WHAT THE EXERCISE ASKS:
The data below is to be set down again exactly as written.

DATA FOR THE TASK:
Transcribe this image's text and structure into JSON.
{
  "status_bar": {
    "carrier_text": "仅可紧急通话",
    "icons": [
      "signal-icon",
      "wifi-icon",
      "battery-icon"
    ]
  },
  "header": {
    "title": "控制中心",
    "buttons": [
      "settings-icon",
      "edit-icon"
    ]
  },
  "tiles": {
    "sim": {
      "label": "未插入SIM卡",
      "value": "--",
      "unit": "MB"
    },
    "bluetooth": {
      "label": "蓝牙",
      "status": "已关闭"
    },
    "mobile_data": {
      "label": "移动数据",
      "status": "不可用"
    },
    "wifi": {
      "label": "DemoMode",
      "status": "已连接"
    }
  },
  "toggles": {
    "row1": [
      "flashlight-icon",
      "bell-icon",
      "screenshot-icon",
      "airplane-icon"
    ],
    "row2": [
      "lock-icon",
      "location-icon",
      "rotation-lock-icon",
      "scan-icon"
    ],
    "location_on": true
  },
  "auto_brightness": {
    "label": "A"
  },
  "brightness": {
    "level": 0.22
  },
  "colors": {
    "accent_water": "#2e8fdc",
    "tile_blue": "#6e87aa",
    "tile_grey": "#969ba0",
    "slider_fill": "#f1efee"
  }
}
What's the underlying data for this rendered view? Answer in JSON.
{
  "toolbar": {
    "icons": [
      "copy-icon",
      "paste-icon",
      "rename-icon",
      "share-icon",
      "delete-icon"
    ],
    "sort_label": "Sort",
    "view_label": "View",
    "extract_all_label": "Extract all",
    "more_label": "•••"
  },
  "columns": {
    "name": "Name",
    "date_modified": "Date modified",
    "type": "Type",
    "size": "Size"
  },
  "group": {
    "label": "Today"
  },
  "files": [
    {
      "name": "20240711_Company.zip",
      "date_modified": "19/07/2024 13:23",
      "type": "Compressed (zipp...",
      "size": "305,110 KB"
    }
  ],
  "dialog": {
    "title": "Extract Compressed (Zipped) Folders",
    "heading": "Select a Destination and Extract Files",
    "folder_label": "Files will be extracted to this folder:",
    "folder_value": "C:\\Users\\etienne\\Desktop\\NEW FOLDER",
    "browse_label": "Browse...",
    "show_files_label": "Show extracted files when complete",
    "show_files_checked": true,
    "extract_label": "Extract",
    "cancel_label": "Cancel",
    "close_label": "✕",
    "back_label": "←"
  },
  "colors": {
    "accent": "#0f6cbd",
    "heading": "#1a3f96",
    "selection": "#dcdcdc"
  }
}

COMPLETED EXERCISE:
Transcribe this image's text and structure into JSON.
{
  "status_bar": {
    "carrier_text": "仅可紧急通话",
    "icons": [
      "signal-icon",
      "wifi-icon",
      "battery-icon"
    ]
  },
  "header": {
    "title": "控制中心",
    "buttons": [
      "settings-icon",
      "edit-icon"
    ]
  },
  "tiles": {
    "sim": {
      "label": "未插入SIM卡",
      "value": "--",
      "unit": "MB"
    },
    "bluetooth": {
      "label": "蓝牙",
      "status": "已关闭"
    },
    "mobile_data": {
      "label": "移动数据",
      "status": "不可用"
    },
    "wifi": {
      "label": "DemoMode",
      "status": "已连接"
    }
  },
  "toggles": {
    "row1": [
      "flashlight-icon",
      "bell-icon",
      "screenshot-icon",
      "airplane-icon"
    ],
    "row2": [
      "lock-icon",
      "location-icon",
      "rotation-lock-icon",
      "scan-icon"
    ],
    "location_on": true
  },
  "auto_brightness": {
    "label": "A"
  },
  "brightness": {
    "level": 0.22
  },
  "colors": {
    "accent_water": "#2e8fdc",
    "tile_blue": "#6e87aa",
    "tile_grey": "#969ba0",
    "slider_fill": "#f1efee"
  }
}
What's the underlying data for this rendered view? Answer in JSON.
{
  "toolbar": {
    "icons": [
      "copy-icon",
      "paste-icon",
      "rename-icon",
      "share-icon",
      "delete-icon"
    ],
    "sort_label": "Sort",
    "view_label": "View",
    "extract_all_label": "Extract all",
    "more_label": "•••"
  },
  "columns": {
    "name": "Name",
    "date_modified": "Date modified",
    "type": "Type",
    "size": "Size"
  },
  "group": {
    "label": "Today"
  },
  "files": [
    {
      "name": "20240711_Company.zip",
      "date_modified": "19/07/2024 13:23",
      "type": "Compressed (zipp...",
      "size": "305,110 KB"
    }
  ],
  "dialog": {
    "title": "Extract Compressed (Zipped) Folders",
    "heading": "Select a Destination and Extract Files",
    "folder_label": "Files will be extracted to this folder:",
    "folder_value": "C:\\Users\\etienne\\Desktop\\NEW FOLDER",
    "browse_label": "Browse...",
    "show_files_label": "Show extracted files when complete",
    "show_files_checked": true,
    "extract_label": "Extract",
    "cancel_label": "Cancel",
    "close_label": "✕",
    "back_label": "←"
  },
  "colors": {
    "accent": "#0f6cbd",
    "heading": "#1a3f96",
    "selection": "#dcdcdc"
  }
}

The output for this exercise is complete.